- Mar 24, 2015 | Ryan O'Donnell
Before the internet was created, paying taxes was relatively easy. You paid the tax where your business sold products and services. For example; if you were based in New York, you paid that state’s taxes and if you were in Texas, you paid their taxes. This was because you needed a physical presence in each state you sold products in to achieve anything.
Mail order business in the late 1800s (Tiffany's, Montgomery Ward, and Hammacher Schlemmer are good examples) led to state governments beginning to question the definition of "physical presence". The rise of the internet and e-commerce has only strengthened the position of state governments as merchants quickly and easily have access to a state population from anywhere in the US. This has all led to the sales tax management and filing process being that much more challenging.
What Is Nexus?
“Sufficient Physical Presence”, otherwise known as Nexus, is a legal term that relates to the requirements a business has to collect and pay their taxes in a state. Before the days of ecommerce, this was relatively straightforward. Now, states are finding new ways to collect taxes on sales and income from businesses selling their products and services virtually.
The US Supreme Court held in 1967 and 1992 that states should not collect taxes from sales if the retailer does not have a physical presence in the state. These two court cases should have been an end to the practice but states changed tactics.

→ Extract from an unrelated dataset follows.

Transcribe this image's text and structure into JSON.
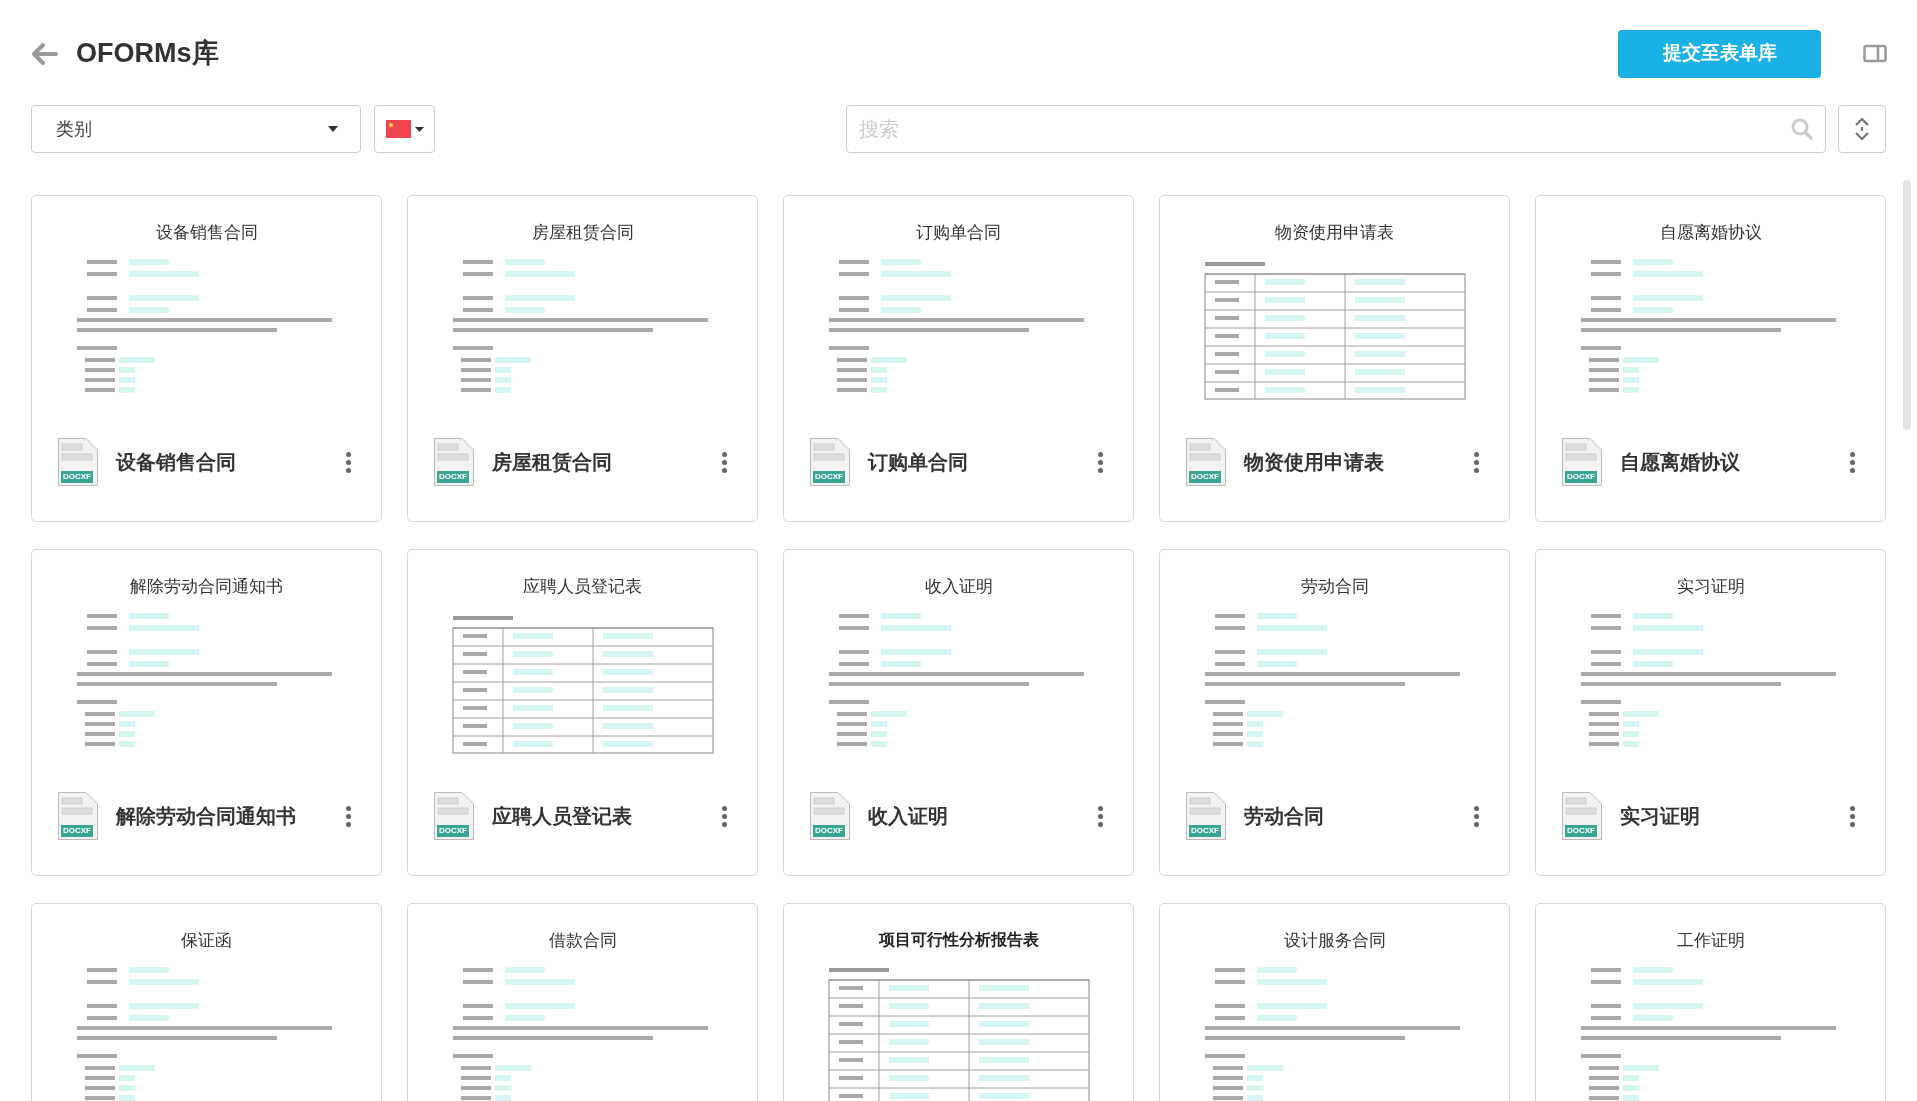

To get around these rulings, states are replacing nexus with economic nexus. This is where they claim there are financial dealings within their state, even if there is no physical presence. Amazon is at particular risk. The company pays sales tax in 19 different states, though it only has a physical presence in a few. This is because of their affiliate systems, which some states, like New York, state creates an economic interest in their tax area.
Other states are applying their own unique definitions of economic nexus. This can make it difficult to know whether you are supposed to pay taxes or not.

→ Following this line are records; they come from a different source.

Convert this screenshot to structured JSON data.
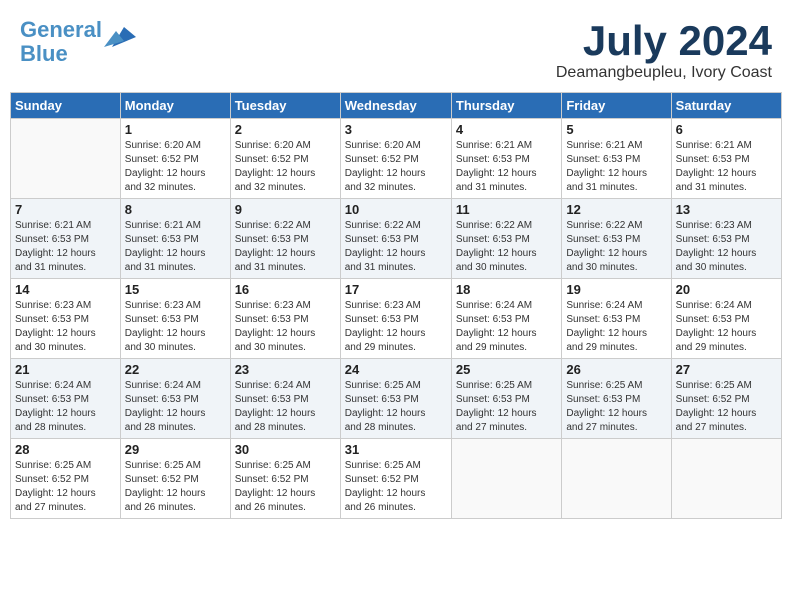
{
  "header": {
    "logo_line1": "General",
    "logo_line2": "Blue",
    "month": "July 2024",
    "location": "Deamangbeupleu, Ivory Coast"
  },
  "weekdays": [
    "Sunday",
    "Monday",
    "Tuesday",
    "Wednesday",
    "Thursday",
    "Friday",
    "Saturday"
  ],
  "weeks": [
    [
      {
        "day": "",
        "info": ""
      },
      {
        "day": "1",
        "info": "Sunrise: 6:20 AM\nSunset: 6:52 PM\nDaylight: 12 hours\nand 32 minutes."
      },
      {
        "day": "2",
        "info": "Sunrise: 6:20 AM\nSunset: 6:52 PM\nDaylight: 12 hours\nand 32 minutes."
      },
      {
        "day": "3",
        "info": "Sunrise: 6:20 AM\nSunset: 6:52 PM\nDaylight: 12 hours\nand 32 minutes."
      },
      {
        "day": "4",
        "info": "Sunrise: 6:21 AM\nSunset: 6:53 PM\nDaylight: 12 hours\nand 31 minutes."
      },
      {
        "day": "5",
        "info": "Sunrise: 6:21 AM\nSunset: 6:53 PM\nDaylight: 12 hours\nand 31 minutes."
      },
      {
        "day": "6",
        "info": "Sunrise: 6:21 AM\nSunset: 6:53 PM\nDaylight: 12 hours\nand 31 minutes."
      }
    ],
    [
      {
        "day": "7",
        "info": "Sunrise: 6:21 AM\nSunset: 6:53 PM\nDaylight: 12 hours\nand 31 minutes."
      },
      {
        "day": "8",
        "info": "Sunrise: 6:21 AM\nSunset: 6:53 PM\nDaylight: 12 hours\nand 31 minutes."
      },
      {
        "day": "9",
        "info": "Sunrise: 6:22 AM\nSunset: 6:53 PM\nDaylight: 12 hours\nand 31 minutes."
      },
      {
        "day": "10",
        "info": "Sunrise: 6:22 AM\nSunset: 6:53 PM\nDaylight: 12 hours\nand 31 minutes."
      },
      {
        "day": "11",
        "info": "Sunrise: 6:22 AM\nSunset: 6:53 PM\nDaylight: 12 hours\nand 30 minutes."
      },
      {
        "day": "12",
        "info": "Sunrise: 6:22 AM\nSunset: 6:53 PM\nDaylight: 12 hours\nand 30 minutes."
      },
      {
        "day": "13",
        "info": "Sunrise: 6:23 AM\nSunset: 6:53 PM\nDaylight: 12 hours\nand 30 minutes."
      }
    ],
    [
      {
        "day": "14",
        "info": "Sunrise: 6:23 AM\nSunset: 6:53 PM\nDaylight: 12 hours\nand 30 minutes."
      },
      {
        "day": "15",
        "info": "Sunrise: 6:23 AM\nSunset: 6:53 PM\nDaylight: 12 hours\nand 30 minutes."
      },
      {
        "day": "16",
        "info": "Sunrise: 6:23 AM\nSunset: 6:53 PM\nDaylight: 12 hours\nand 30 minutes."
      },
      {
        "day": "17",
        "info": "Sunrise: 6:23 AM\nSunset: 6:53 PM\nDaylight: 12 hours\nand 29 minutes."
      },
      {
        "day": "18",
        "info": "Sunrise: 6:24 AM\nSunset: 6:53 PM\nDaylight: 12 hours\nand 29 minutes."
      },
      {
        "day": "19",
        "info": "Sunrise: 6:24 AM\nSunset: 6:53 PM\nDaylight: 12 hours\nand 29 minutes."
      },
      {
        "day": "20",
        "info": "Sunrise: 6:24 AM\nSunset: 6:53 PM\nDaylight: 12 hours\nand 29 minutes."
      }
    ],
    [
      {
        "day": "21",
        "info": "Sunrise: 6:24 AM\nSunset: 6:53 PM\nDaylight: 12 hours\nand 28 minutes."
      },
      {
        "day": "22",
        "info": "Sunrise: 6:24 AM\nSunset: 6:53 PM\nDaylight: 12 hours\nand 28 minutes."
      },
      {
        "day": "23",
        "info": "Sunrise: 6:24 AM\nSunset: 6:53 PM\nDaylight: 12 hours\nand 28 minutes."
      },
      {
        "day": "24",
        "info": "Sunrise: 6:25 AM\nSunset: 6:53 PM\nDaylight: 12 hours\nand 28 minutes."
      },
      {
        "day": "25",
        "info": "Sunrise: 6:25 AM\nSunset: 6:53 PM\nDaylight: 12 hours\nand 27 minutes."
      },
      {
        "day": "26",
        "info": "Sunrise: 6:25 AM\nSunset: 6:53 PM\nDaylight: 12 hours\nand 27 minutes."
      },
      {
        "day": "27",
        "info": "Sunrise: 6:25 AM\nSunset: 6:52 PM\nDaylight: 12 hours\nand 27 minutes."
      }
    ],
    [
      {
        "day": "28",
        "info": "Sunrise: 6:25 AM\nSunset: 6:52 PM\nDaylight: 12 hours\nand 27 minutes."
      },
      {
        "day": "29",
        "info": "Sunrise: 6:25 AM\nSunset: 6:52 PM\nDaylight: 12 hours\nand 26 minutes."
      },
      {
        "day": "30",
        "info": "Sunrise: 6:25 AM\nSunset: 6:52 PM\nDaylight: 12 hours\nand 26 minutes."
      },
      {
        "day": "31",
        "info": "Sunrise: 6:25 AM\nSunset: 6:52 PM\nDaylight: 12 hours\nand 26 minutes."
      },
      {
        "day": "",
        "info": ""
      },
      {
        "day": "",
        "info": ""
      },
      {
        "day": "",
        "info": ""
      }
    ]
  ]
}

Efforts To Bring Order To Chaos
The senate passed a bill in April 2013 that required all online retailers to collect and remit sales tax in states where they have more than a million dollar revenues. This would provide a single standard for all sales tax laws, which would make it easier for businesses.

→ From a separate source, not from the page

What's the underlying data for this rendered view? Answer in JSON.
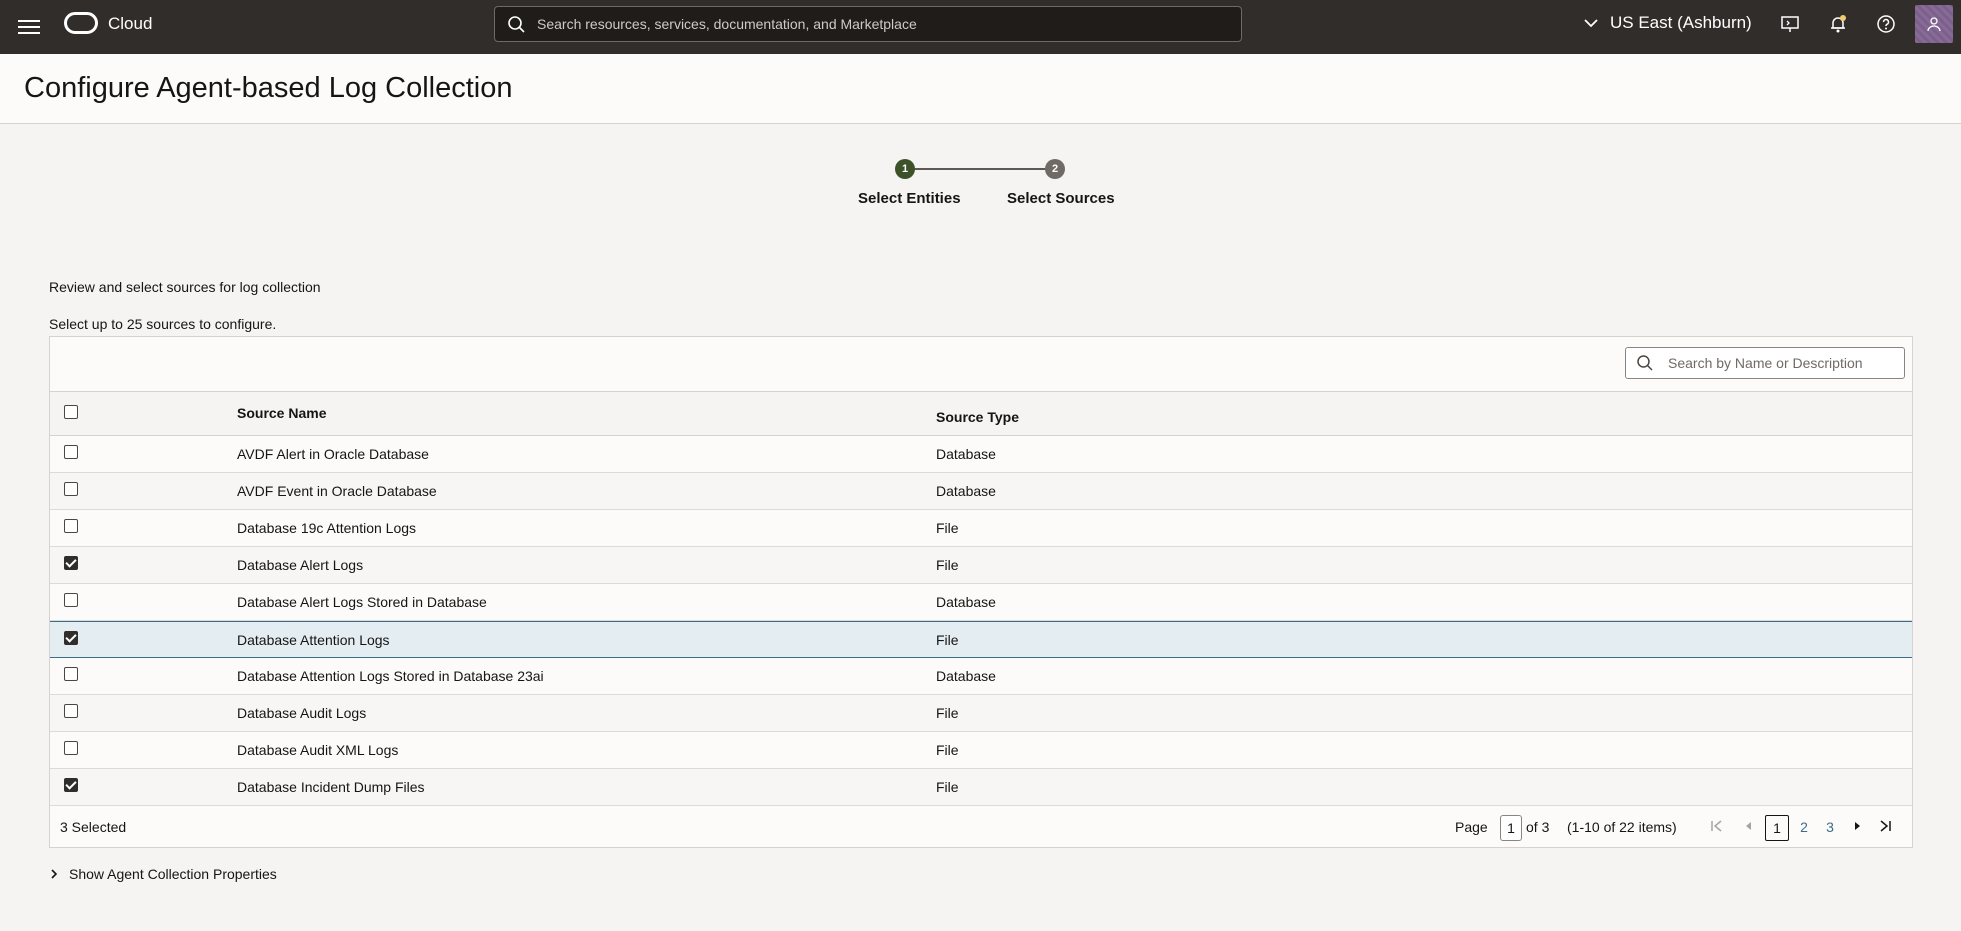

There has also been a considerable effort to establish a Streamlined Sales and Use Tax Agreement. This would standardize and simplify state tax laws, making it easier for businesses to know what they were responsible for. Of the fifty US states; twenty-four have signed this agreement so far.
What Does Economic Nexus Mean For Your Business?
If your business operates in multiple states, especially if you sell products online, you need to be aware of all current and future state tax laws. Some of these will impact how you pay taxes and to whom.
If you don’t keep an eye on the state tax laws, you could end up paying a fine when you don’t file a sales tax return when you are supposed to. You should pay extra attention if you have stock being sold through an Amazon fulfillment scheme.
Economic Nexus is a tricky situation for your small business. It refers to the responsibilities of your business to pay taxes in states where it operates or sells its products; even if there is no physical presence. This can make it difficult for businesses to know what tax returns it must complete and requires you to pay special attention to all the tax requirements in another site.
To help you, you should also monitor changes to the tax requirements in each state you operate, to ensure you aren’t unnecessarily paying taxes to a state.
Have you been caught out by economic nexus? What economic nexus taxes do you pay?
Tell us about your experiences in the comments below.